Working under tight deadlines and compelling project constraints, a small and loosely structured engineering team delivered world-class aircraft 37 days sooner than expected. This success wouldn’t have been possible without granting specialists a high level of autonomy and freedom from the organizational constraints of their parent company.
Many innovative companies — startups and incumbents alike — have borrowed this innovation framework from Lockheed and cultivated a lean mindset of fast and iterative change.
They understand the benefits of giving their employees “think time” and creating an unrestrained environment for ideation and invention. As a result, when necessary, their teams can pivot dynamically to ensure their product remains relevant, just as Uber, Airbnb, and Netflix did.
However, more structured approaches and the development of standards can also spur innovation.
Clear “rules of the game” help structure activities and add efficiency and focus on the aspects that add the most value.
Of course, standards vary greatly depending on the industry and an organization's particular needs, but their ultimate objective is clear: business growth.
Growth needs innovation
Speaking of growing revenue and operations, all key growth strategies — from market entry to mergers & acquisitions (M&A) and scaling — are either directly or indirectly underpinned by innovation.
That again is where the significance of an innovative mindset becomes evident.
Even the best strategy does not move forward if the people involved aren’t prepared for it.
Implementing innovation is always demanding, even more so if it requires a wider organizational change.
This issue can be particularly poignant in large organizations where innovation often occurs in silos. Such companies may already have in-house innovation labs but struggle to implement new ideas due to complex decision loops, incompatible management, or incentivization structures.
The right mindset — embracing creativity from all corners of the organization, the bravery to take risks, and the ability to learn quickly from failures — is what pushes things forward on the road to innovation and growth.

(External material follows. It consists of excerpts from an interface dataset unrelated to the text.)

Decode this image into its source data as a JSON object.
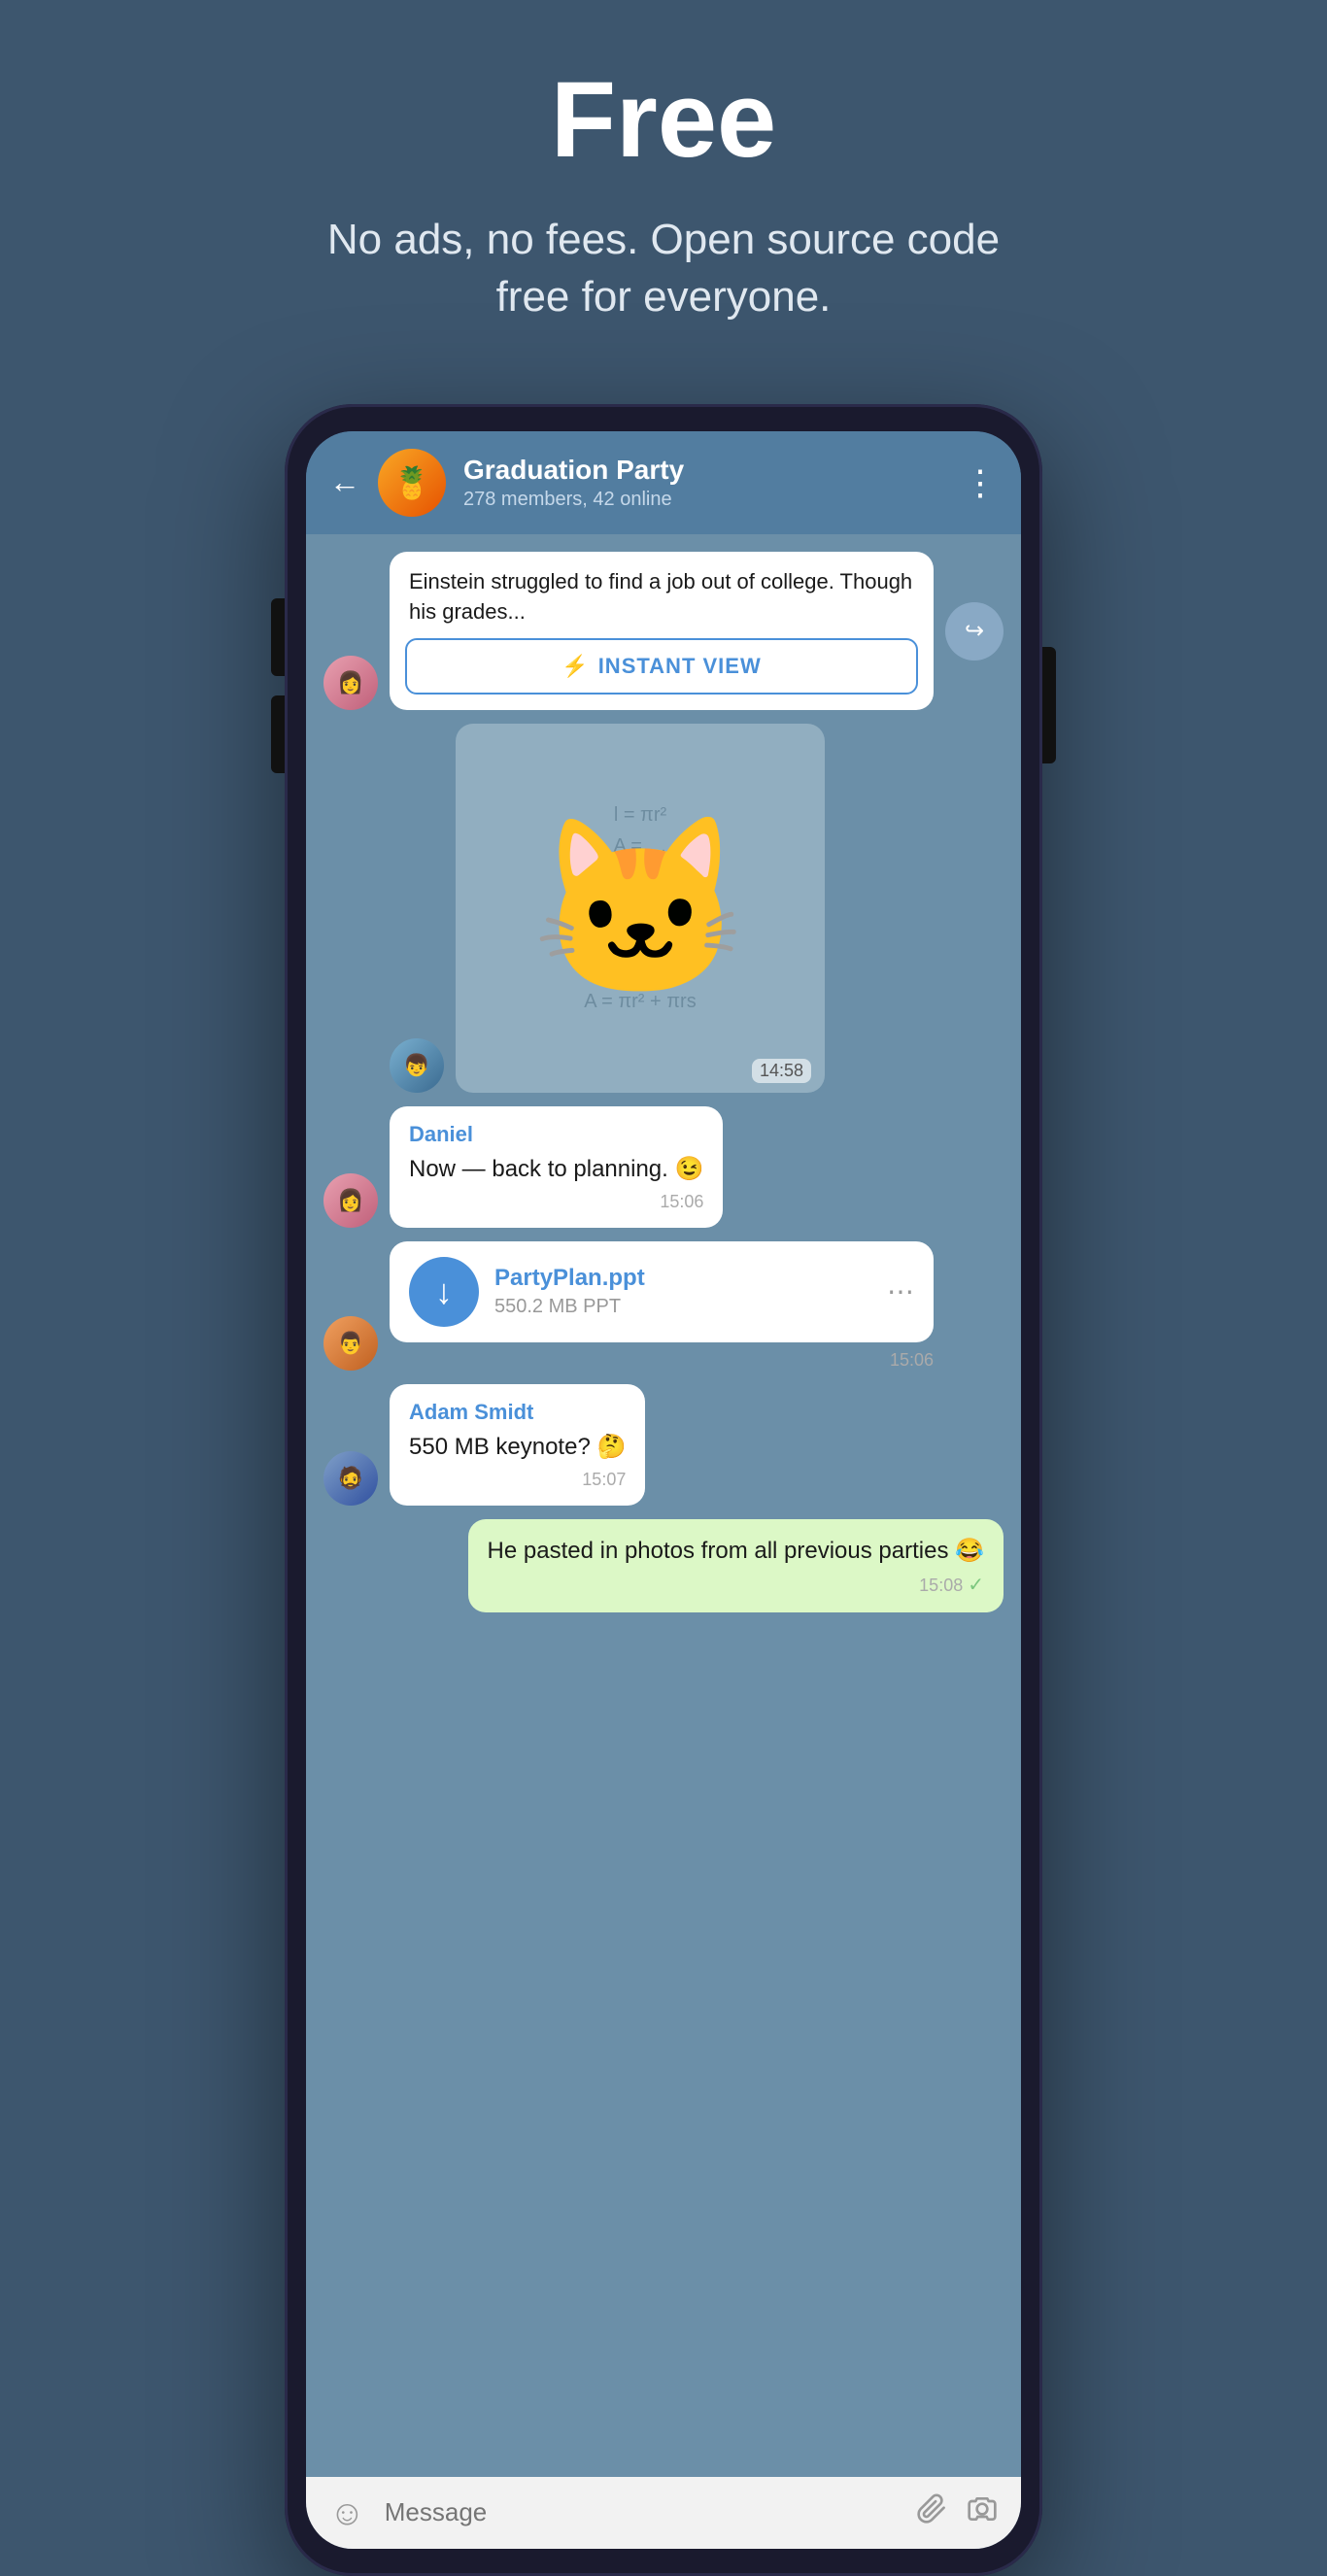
{
  "hero": {
    "title": "Free",
    "subtitle": "No ads, no fees. Open source code free for everyone."
  },
  "chat": {
    "group_name": "Graduation Party",
    "group_sub": "278 members, 42 online",
    "group_emoji": "🍍",
    "back_label": "←",
    "menu_dots": "⋮",
    "messages": [
      {
        "id": "article-msg",
        "type": "article",
        "text": "Einstein struggled to find a job out of college. Though his grades...",
        "iv_label": "INSTANT VIEW",
        "iv_lightning": "⚡",
        "share_icon": "↪"
      },
      {
        "id": "sticker-msg",
        "type": "sticker",
        "time": "14:58",
        "avatar_class": "av-man1",
        "avatar_emoji": "👤"
      },
      {
        "id": "daniel-msg",
        "type": "text",
        "sender": "Daniel",
        "text": "Now — back to planning. 😉",
        "time": "15:06",
        "avatar_class": "av-woman"
      },
      {
        "id": "file-msg",
        "type": "file",
        "file_name": "PartyPlan.ppt",
        "file_size": "550.2 MB PPT",
        "time": "15:06",
        "avatar_class": "av-man2"
      },
      {
        "id": "adam-msg",
        "type": "text",
        "sender": "Adam Smidt",
        "text": "550 MB keynote? 🤔",
        "time": "15:07",
        "avatar_class": "av-man3"
      },
      {
        "id": "own-msg",
        "type": "own",
        "text": "He pasted in photos from all previous parties 😂",
        "time": "15:08",
        "check": "✓"
      }
    ]
  },
  "input_bar": {
    "placeholder": "Message",
    "emoji_icon": "☺",
    "attach_icon": "📎",
    "camera_icon": "⊙"
  }
}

It’s these traits that many successfully innovating companies share — and one of the factors pushing them to the pinnacle of their industries today and keeping them there in the future.